Wood fuel sources

Wood fuel sources

Percentage sources of wood used by our contracted farmers for curing fuels

  2014 2015 2016
Sustainable wood sources 98.6% 98.8% 99.0%
Natural Forest 1.4% 1.2% 1.0%

The loss of forests is one of the most significant environmental and natural resource impacts linked to tobacco growing, due to wood often being used as a fuel in curing processes.

So we’re helping farmers to preserve forests through afforestation programmes, which aim to provide a sustainable source of wood. We also work to find locally available alternative fuels, such as the use of rice husk as a fuel in Sri Lanka or the use of bagasse briquettes in Kenya (supplied by BAT in partnership with a local sugar factory). We are exploring ways to reduce wood fuel consumption by using innovative designs for curing barns.

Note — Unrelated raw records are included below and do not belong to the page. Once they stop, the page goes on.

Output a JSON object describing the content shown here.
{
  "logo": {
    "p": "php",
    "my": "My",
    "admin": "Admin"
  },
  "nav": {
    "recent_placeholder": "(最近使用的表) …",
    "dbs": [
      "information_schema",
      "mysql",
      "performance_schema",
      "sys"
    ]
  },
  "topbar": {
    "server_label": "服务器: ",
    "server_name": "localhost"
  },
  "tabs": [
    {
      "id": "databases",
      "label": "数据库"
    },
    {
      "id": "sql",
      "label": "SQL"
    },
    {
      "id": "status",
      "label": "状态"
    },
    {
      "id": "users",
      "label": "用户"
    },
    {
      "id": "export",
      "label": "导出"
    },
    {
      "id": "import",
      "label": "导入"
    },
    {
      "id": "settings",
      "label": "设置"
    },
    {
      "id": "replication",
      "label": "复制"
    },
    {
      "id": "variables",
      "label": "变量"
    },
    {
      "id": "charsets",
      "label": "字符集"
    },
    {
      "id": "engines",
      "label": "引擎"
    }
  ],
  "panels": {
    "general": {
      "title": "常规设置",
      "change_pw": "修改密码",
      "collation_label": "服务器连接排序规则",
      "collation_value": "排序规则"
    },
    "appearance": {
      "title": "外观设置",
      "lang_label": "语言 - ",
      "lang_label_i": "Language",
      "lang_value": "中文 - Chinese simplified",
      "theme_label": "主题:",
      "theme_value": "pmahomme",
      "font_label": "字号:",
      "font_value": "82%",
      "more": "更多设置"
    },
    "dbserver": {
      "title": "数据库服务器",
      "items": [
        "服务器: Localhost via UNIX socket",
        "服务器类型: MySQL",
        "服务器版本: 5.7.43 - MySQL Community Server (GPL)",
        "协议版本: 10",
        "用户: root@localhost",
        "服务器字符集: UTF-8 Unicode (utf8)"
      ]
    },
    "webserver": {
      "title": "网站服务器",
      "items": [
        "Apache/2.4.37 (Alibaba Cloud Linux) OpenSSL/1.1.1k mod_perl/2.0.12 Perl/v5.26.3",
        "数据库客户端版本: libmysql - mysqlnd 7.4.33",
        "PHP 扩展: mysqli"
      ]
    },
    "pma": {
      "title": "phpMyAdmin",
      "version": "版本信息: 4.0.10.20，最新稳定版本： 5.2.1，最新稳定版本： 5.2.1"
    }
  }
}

We have an ongoing commitment to eliminate the use of unsustainable sources of wood by our contracted farmers. In 2016, 99% of our contracted farmers’ wood fuel for curing was from sustainable sources. 

Sustainable wood sources are defined as: wood resources harvested legally from planted sources in such a way that does not cause any detrimental social, environmental or economic impact. This may include:

  • Wood sourced from identified invasive exotic species which have not been planted; and
  • Wood sourced from existing legal plantations.

This definition does not include conversion of natural forests to plantations in order to produce wood for tobacco curing.